To make the buttercream, whisk together flour and 1 tablespoon of sugar in a small 1 or 2-quart saucepan until evenly blended. Gradually whisk in milk until smooth. Place over medium heat and cook, whisking constantly, until it begins to thicken and nearly comes to a boil. Reduce heat to medium-low and continue to cook, while whisking constantly, until very thick and paste-like. When it is ready, the mixture will resemble white glue and you should be able to see the bottom of the pan as you whisk. This will take about 10 minutes all together.
Pass the mixture through a fine mesh sieve and into a small bowl. This serves to remove any lumps and it helps the mixture cool down faster. Place plastic wrap directly over the surface and set aside to cool completely at room temperature.

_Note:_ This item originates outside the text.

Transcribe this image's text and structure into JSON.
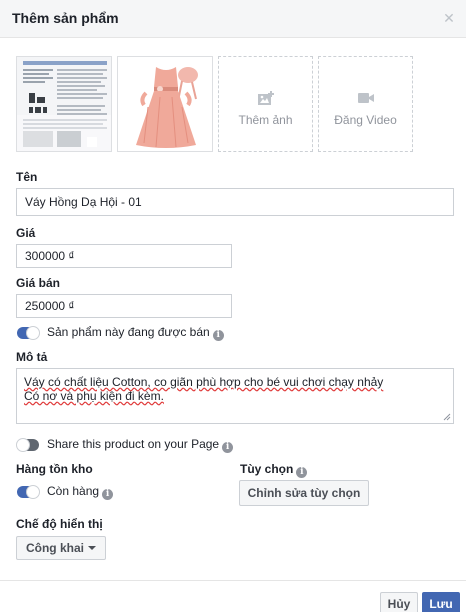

In the heat-proof bowl of a stand mixer, whisk together egg whites, remaining 2/3 cup sugar and salt. Place the bowl over a pot with ½-inch of simmering water or a double-boiler and whisking constantly until the mixture reaches 162 degrees F (72 degrees C), about 5 minutes. Remove from heat and immediately attach the bowl to the mixer fitted with the whisk attachment. Beat on high speed until it is completely cooled. This will take about 7-8 minutes and the mixture will appear white and fluffy like marshmallow or shaving cream.
Do not begin adding butter until the bottom of the bowl feels neutral (not warm). Reduce speed to medium and add the butter slowly, one tablespoon at a time. Increase speed to medium-high and beat until creamy and smooth, 1-2 minutes. The mixture will go from looking grainy and soupy to smooth, silky and glossy. Scrape down the sides and bottom of the bowl.
At this point the cooled flour/milk mixture will be stiff. So, with a wooden spoon or spatula, beat it vigorously until it is smooth and creamy. Add half of the cooled flour mixture to the buttercream and beat on medium-high until smooth, about 30 seconds. Add the remaining flour mixture and vanilla extract and beat until whipped and creamy, about 1 minute more. Cover with a damp cloth if using shortly.
Frost and decorate cupcakes as desired.